%%

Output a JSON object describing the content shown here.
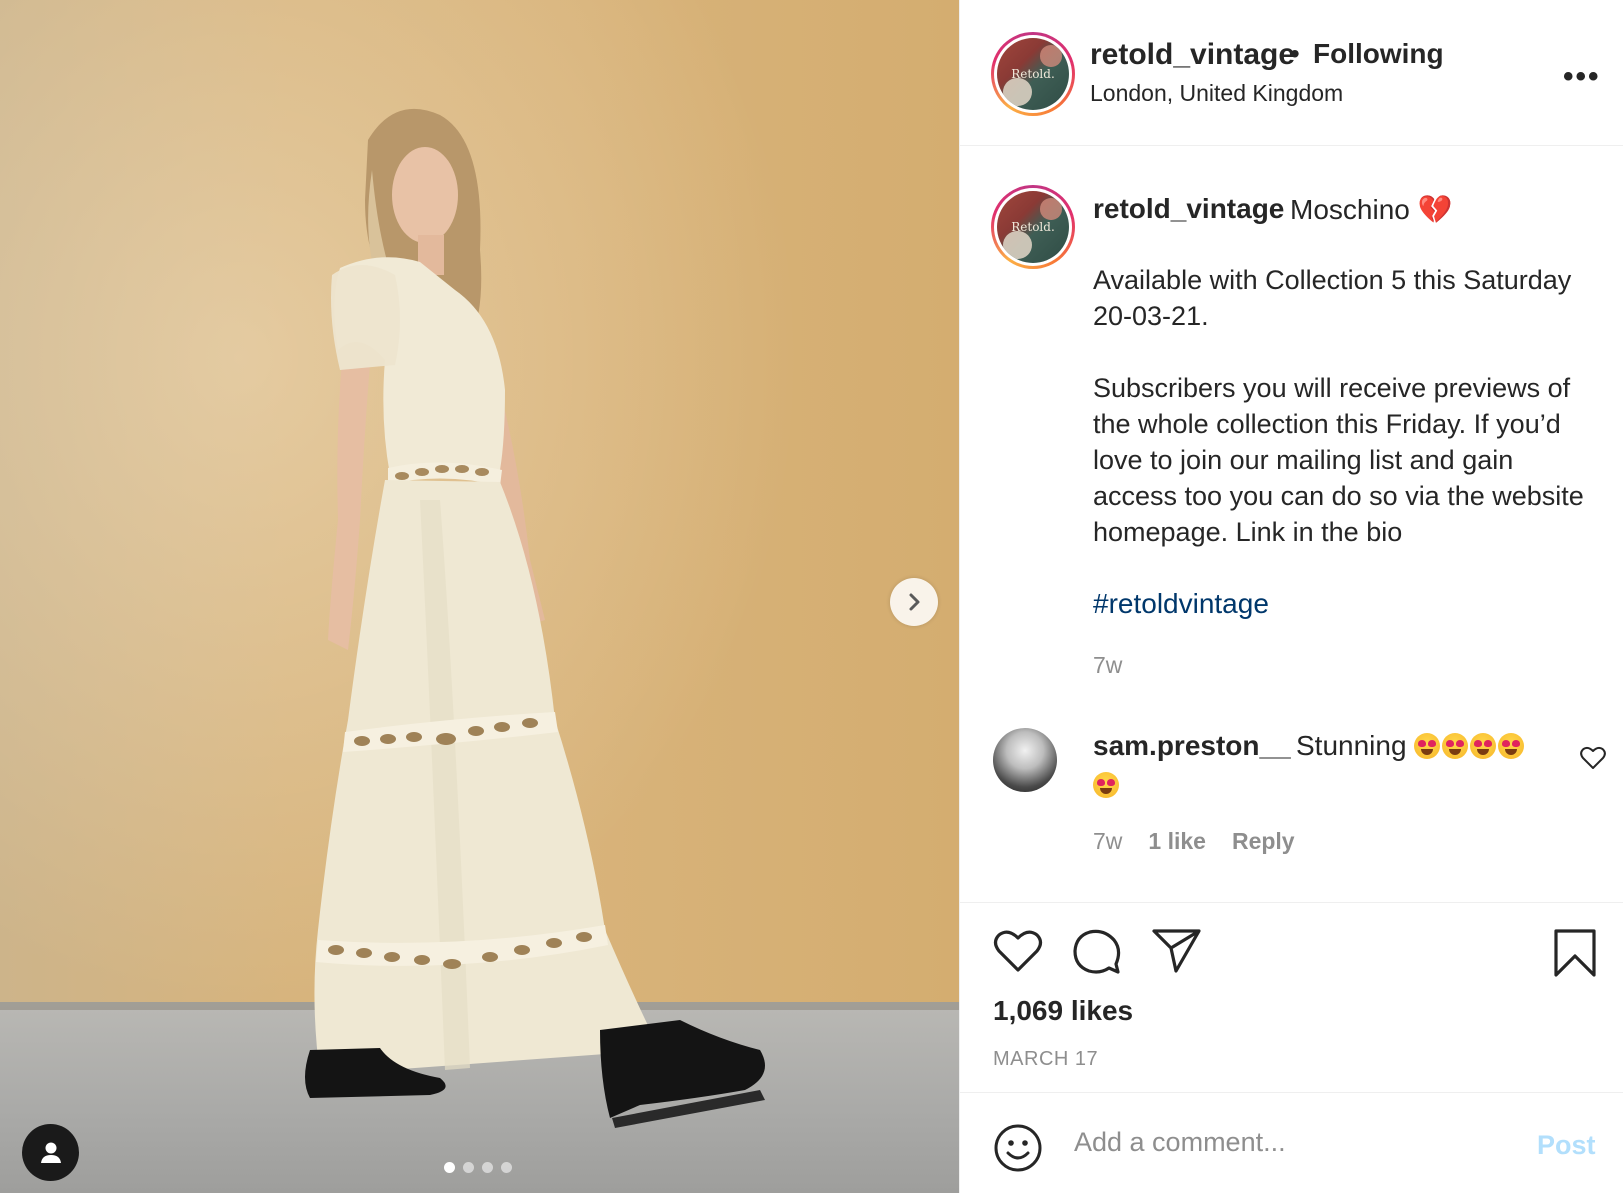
{
  "header": {
    "username": "retold_vintage",
    "separator": "•",
    "follow_status": "Following",
    "location": "London, United Kingdom",
    "avatar_text": "Retold.",
    "more_label": "•••"
  },
  "caption": {
    "username": "retold_vintage",
    "title": "Moschino 💔",
    "paragraph_1": "Available with Collection 5 this Saturday 20-03-21.",
    "paragraph_2": "Subscribers you will receive previews of the whole collection this Friday. If you’d love to join our mailing list and gain access too you can do so via the website homepage. Link in the bio",
    "hashtag": "#retoldvintage",
    "time": "7w",
    "avatar_text": "Retold."
  },
  "comment": {
    "username": "sam.preston__",
    "text": "Stunning",
    "time": "7w",
    "likes": "1 like",
    "reply_label": "Reply"
  },
  "actions": {
    "likes_count": "1,069 likes",
    "date": "MARCH 17"
  },
  "add_comment": {
    "placeholder": "Add a comment...",
    "post_label": "Post"
  },
  "carousel": {
    "total": 4,
    "active_index": 0
  },
  "icons": [
    "like-icon",
    "comment-icon",
    "share-icon",
    "save-icon",
    "smiley-icon",
    "more-icon",
    "next-arrow-icon",
    "tag-user-icon",
    "heart-outline-icon"
  ]
}
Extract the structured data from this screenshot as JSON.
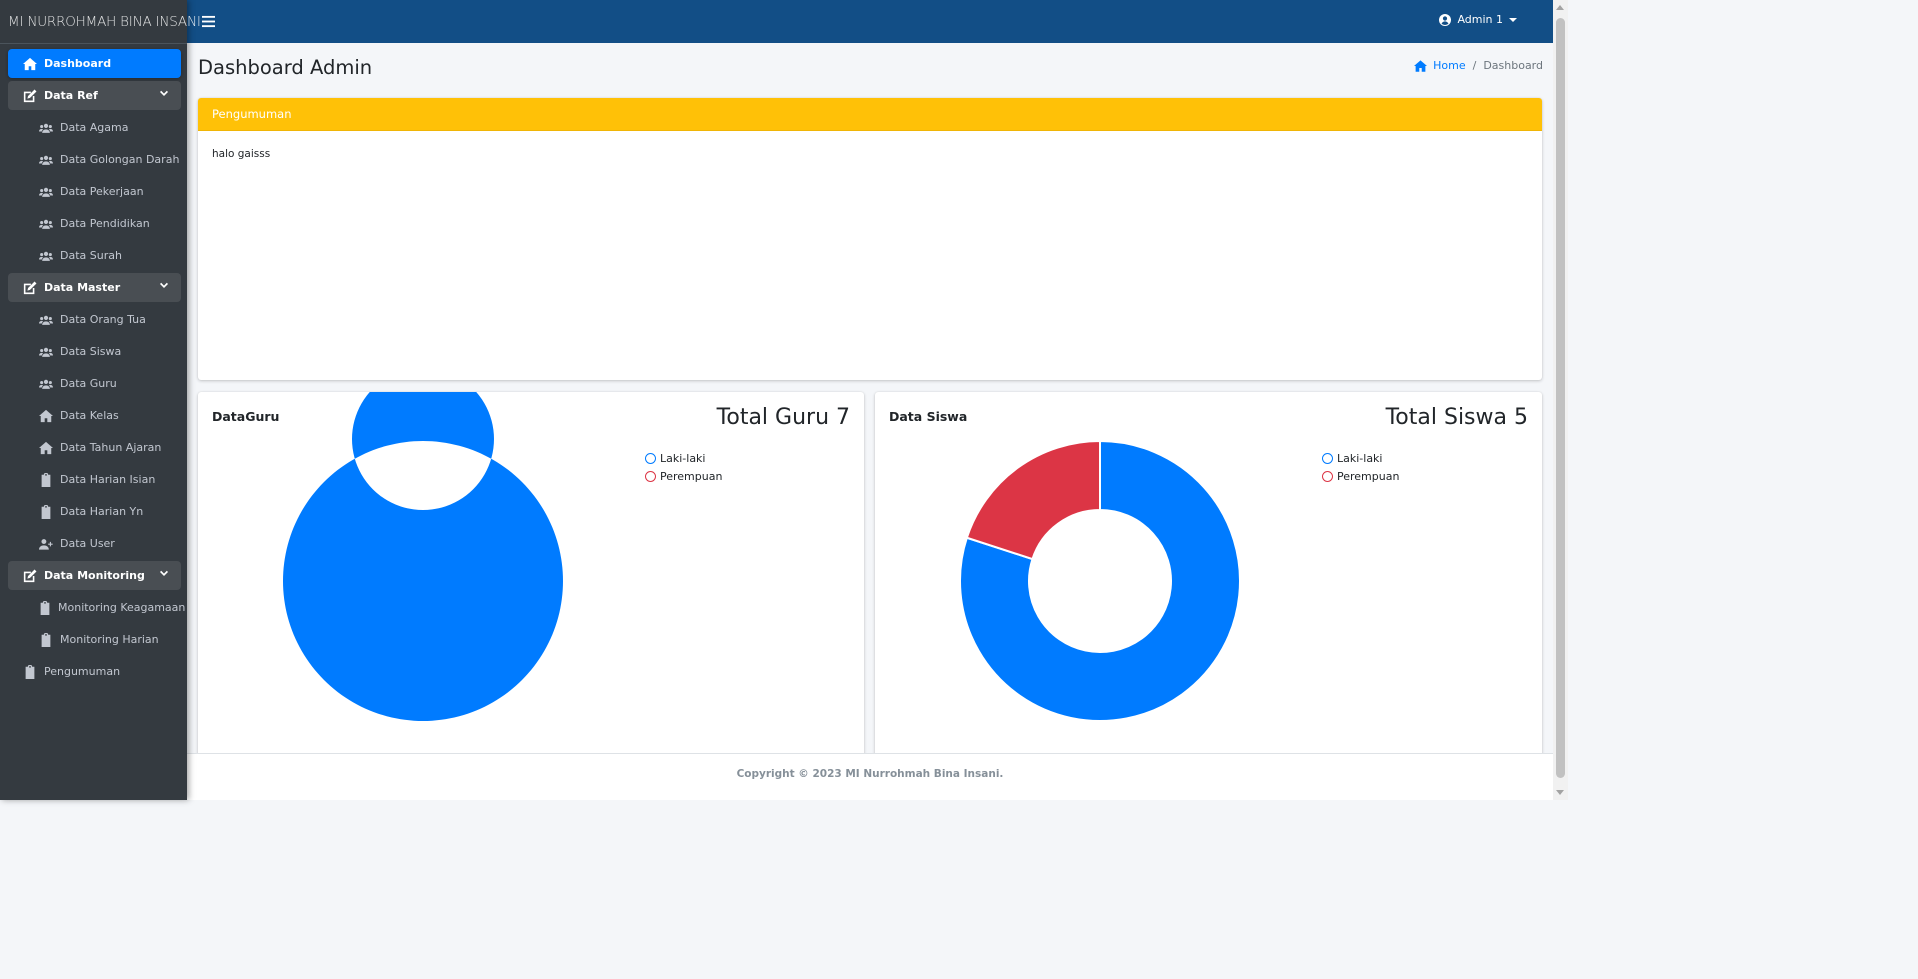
{
  "brand": "MI NURROHMAH BINA INSANI",
  "colors": {
    "primary": "#007bff",
    "navbar": "#124e86",
    "sidebar": "#343a40",
    "warning": "#ffc107",
    "danger": "#dc3545"
  },
  "sidebar": {
    "items": [
      {
        "label": "Dashboard",
        "icon": "home-icon",
        "level": "top",
        "state": "active"
      },
      {
        "label": "Data Ref",
        "icon": "edit-icon",
        "level": "top",
        "state": "open",
        "expandable": true
      },
      {
        "label": "Data Agama",
        "icon": "users-icon",
        "level": "sub"
      },
      {
        "label": "Data Golongan Darah",
        "icon": "users-icon",
        "level": "sub"
      },
      {
        "label": "Data Pekerjaan",
        "icon": "users-icon",
        "level": "sub"
      },
      {
        "label": "Data Pendidikan",
        "icon": "users-icon",
        "level": "sub"
      },
      {
        "label": "Data Surah",
        "icon": "users-icon",
        "level": "sub"
      },
      {
        "label": "Data Master",
        "icon": "edit-icon",
        "level": "top",
        "state": "open",
        "expandable": true
      },
      {
        "label": "Data Orang Tua",
        "icon": "users-icon",
        "level": "sub"
      },
      {
        "label": "Data Siswa",
        "icon": "users-icon",
        "level": "sub"
      },
      {
        "label": "Data Guru",
        "icon": "users-icon",
        "level": "sub"
      },
      {
        "label": "Data Kelas",
        "icon": "home-icon",
        "level": "sub"
      },
      {
        "label": "Data Tahun Ajaran",
        "icon": "home-icon",
        "level": "sub"
      },
      {
        "label": "Data Harian Isian",
        "icon": "clipboard-icon",
        "level": "sub"
      },
      {
        "label": "Data Harian Yn",
        "icon": "clipboard-icon",
        "level": "sub"
      },
      {
        "label": "Data User",
        "icon": "user-plus-icon",
        "level": "sub"
      },
      {
        "label": "Data Monitoring",
        "icon": "edit-icon",
        "level": "top",
        "state": "open",
        "expandable": true
      },
      {
        "label": "Monitoring Keagamaan",
        "icon": "clipboard-icon",
        "level": "sub"
      },
      {
        "label": "Monitoring Harian",
        "icon": "clipboard-icon",
        "level": "sub"
      },
      {
        "label": "Pengumuman",
        "icon": "clipboard-icon",
        "level": "top"
      }
    ]
  },
  "navbar": {
    "user": "Admin 1"
  },
  "page": {
    "title": "Dashboard Admin"
  },
  "breadcrumb": {
    "home": "Home",
    "current": "Dashboard"
  },
  "announcement": {
    "title": "Pengumuman",
    "body": "halo gaisss"
  },
  "charts": {
    "guru": {
      "title": "DataGuru",
      "total_label": "Total Guru 7"
    },
    "siswa": {
      "title": "Data Siswa",
      "total_label": "Total Siswa 5"
    }
  },
  "chart_data": [
    {
      "type": "pie",
      "variant": "doughnut",
      "title": "DataGuru",
      "categories": [
        "Laki-laki",
        "Perempuan"
      ],
      "values": [
        7,
        0
      ],
      "colors": [
        "#007bff",
        "#dc3545"
      ],
      "legend": "top-right"
    },
    {
      "type": "pie",
      "variant": "doughnut",
      "title": "Data Siswa",
      "categories": [
        "Laki-laki",
        "Perempuan"
      ],
      "values": [
        4,
        1
      ],
      "colors": [
        "#007bff",
        "#dc3545"
      ],
      "legend": "top-right"
    }
  ],
  "footer": {
    "text": "Copyright © 2023 MI Nurrohmah Bina Insani."
  }
}
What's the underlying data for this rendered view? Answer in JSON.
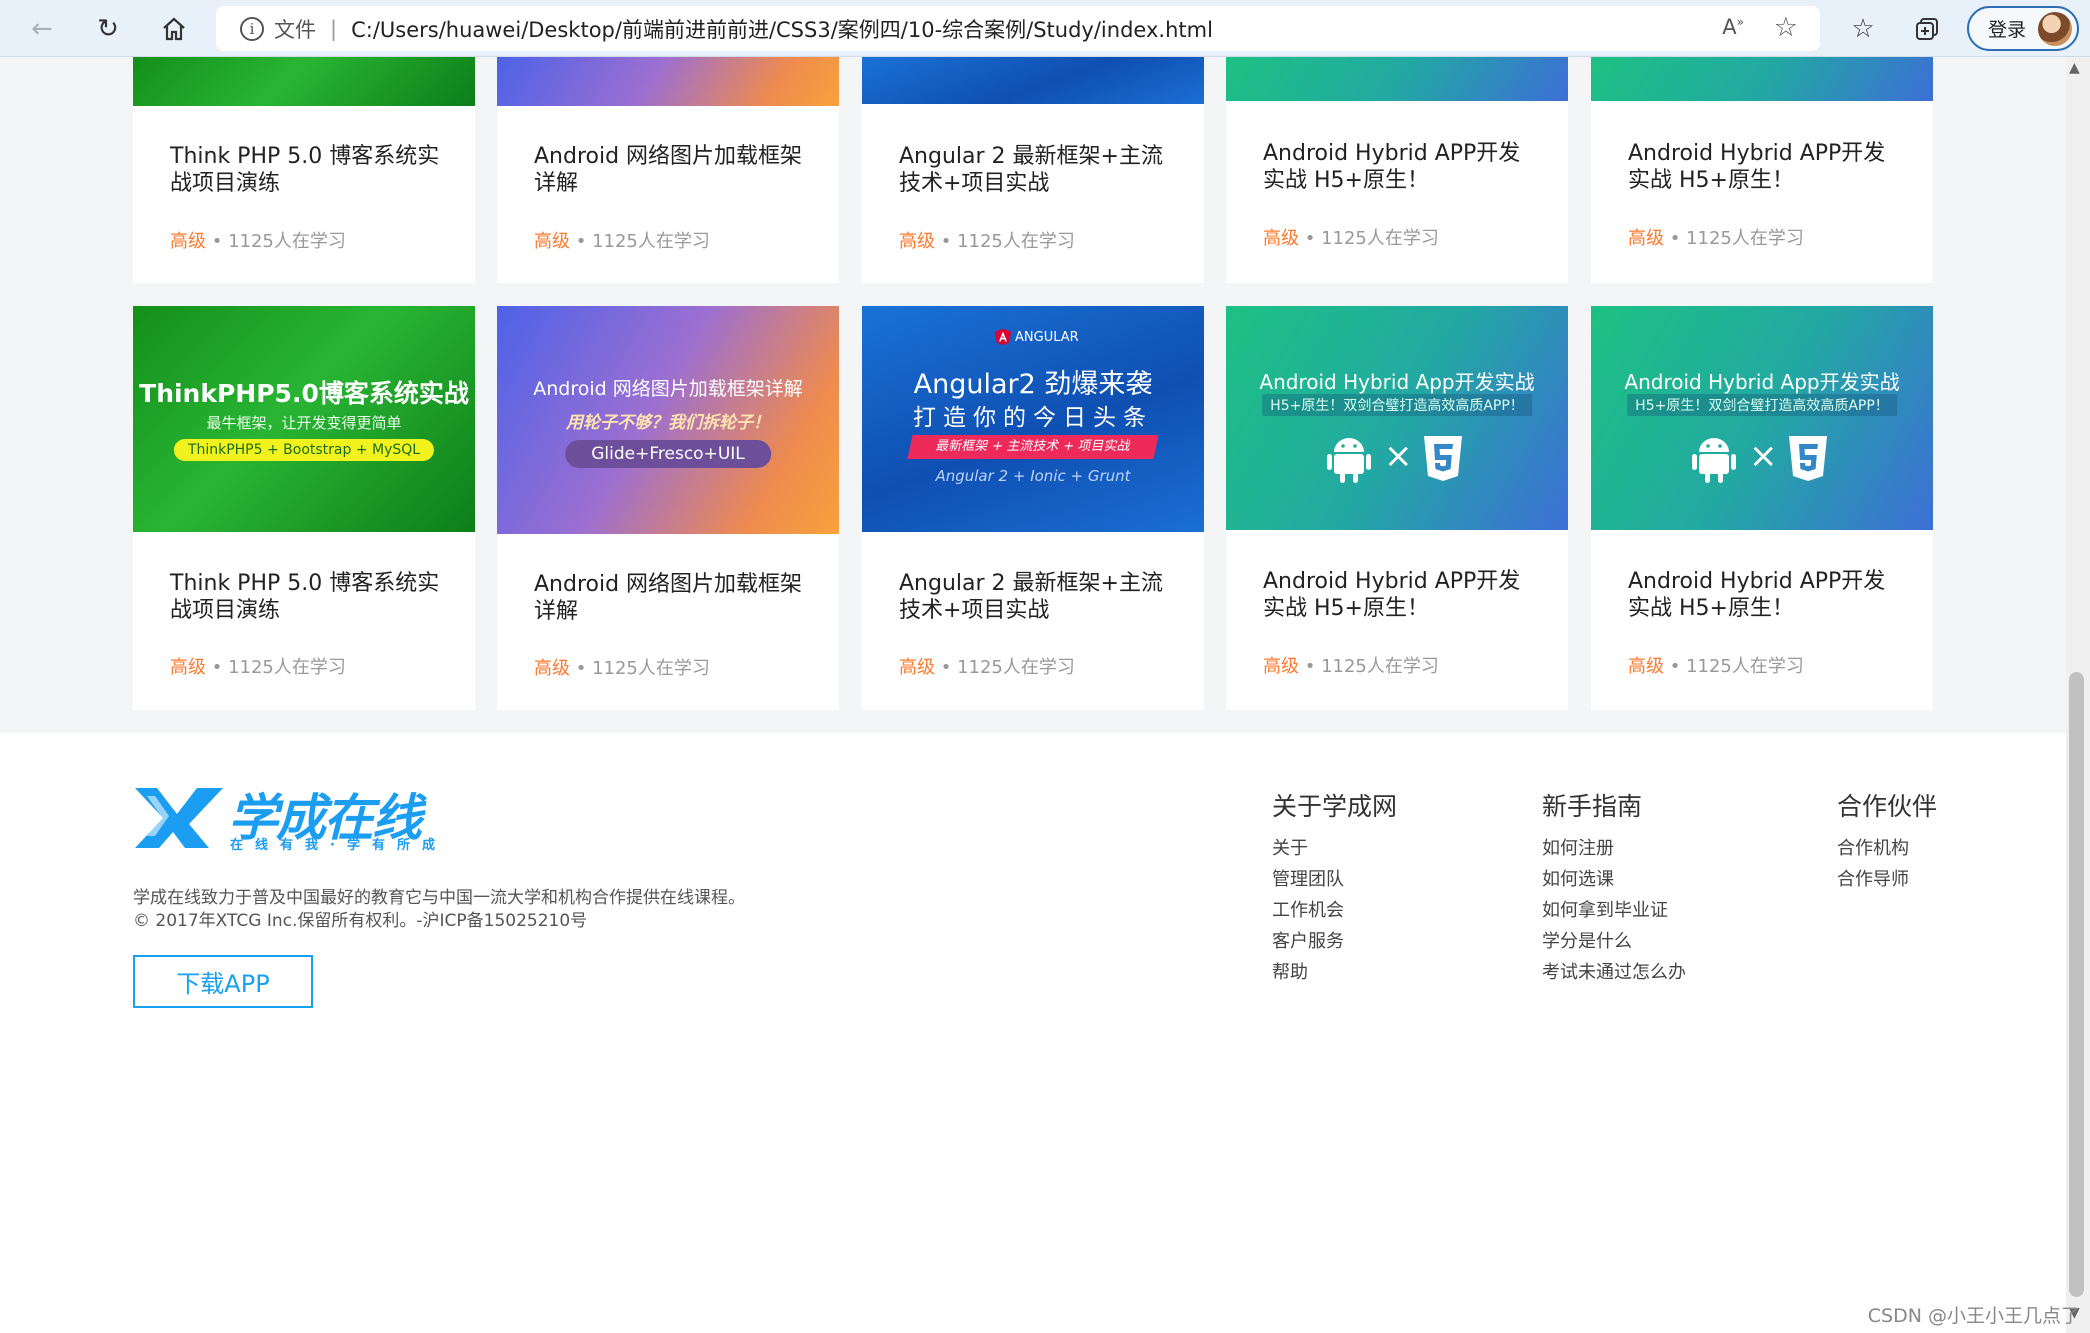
{
  "browser": {
    "scheme_label": "文件",
    "url": "C:/Users/huawei/Desktop/前端前进前前进/CSS3/案例四/10-综合案例/Study/index.html",
    "login_label": "登录"
  },
  "courses": [
    {
      "title": "Think PHP 5.0 博客系统实战项目演练",
      "level": "高级",
      "learners": "1125人在学习"
    },
    {
      "title": "Android 网络图片加载框架详解",
      "level": "高级",
      "learners": "1125人在学习"
    },
    {
      "title": "Angular 2 最新框架+主流技术+项目实战",
      "level": "高级",
      "learners": "1125人在学习"
    },
    {
      "title": "Android Hybrid APP开发实战 H5+原生！",
      "level": "高级",
      "learners": "1125人在学习"
    },
    {
      "title": "Android Hybrid APP开发实战 H5+原生！",
      "level": "高级",
      "learners": "1125人在学习"
    }
  ],
  "banners": {
    "php": {
      "title": "ThinkPHP5.0博客系统实战",
      "sub": "最牛框架，让开发变得更简单",
      "pill": "ThinkPHP5 + Bootstrap + MySQL"
    },
    "android": {
      "title": "Android 网络图片加载框架详解",
      "sub": "用轮子不够？我们拆轮子！",
      "pill": "Glide+Fresco+UIL"
    },
    "angular": {
      "brand": "ANGULAR",
      "title": "Angular2 劲爆来袭",
      "sub": "打造你的今日头条",
      "ribbon": "最新框架 + 主流技术 + 项目实战",
      "stack": "Angular 2 + Ionic + Grunt"
    },
    "hybrid": {
      "title": "Android Hybrid App开发实战",
      "sub": "H5+原生！双剑合璧打造高效高质APP！",
      "x": "×"
    }
  },
  "footer": {
    "logo_text": "学成在线",
    "logo_slogan": "在线有我·学有所成",
    "desc_line1": "学成在线致力于普及中国最好的教育它与中国一流大学和机构合作提供在线课程。",
    "desc_line2": "© 2017年XTCG Inc.保留所有权利。-沪ICP备15025210号",
    "download_label": "下载APP",
    "columns": [
      {
        "title": "关于学成网",
        "links": [
          "关于",
          "管理团队",
          "工作机会",
          "客户服务",
          "帮助"
        ]
      },
      {
        "title": "新手指南",
        "links": [
          "如何注册",
          "如何选课",
          "如何拿到毕业证",
          "学分是什么",
          "考试未通过怎么办"
        ]
      },
      {
        "title": "合作伙伴",
        "links": [
          "合作机构",
          "合作导师"
        ]
      }
    ]
  },
  "watermark": "CSDN @小王小王几点了"
}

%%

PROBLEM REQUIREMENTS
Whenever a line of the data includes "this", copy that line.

EXERCISE SOLUTION
    "paragraph_1": "Available with Collection 5 this Saturday 20-03-21.",
    "paragraph_2": "Subscribers you will receive previews of the whole collection this Friday. If you’d love to join our mailing list and gain access too you can do so via the website homepage. Link in the bio",
Extract the structured data from this screenshot as JSON.
What's the underlying data for this rendered view? Answer in JSON.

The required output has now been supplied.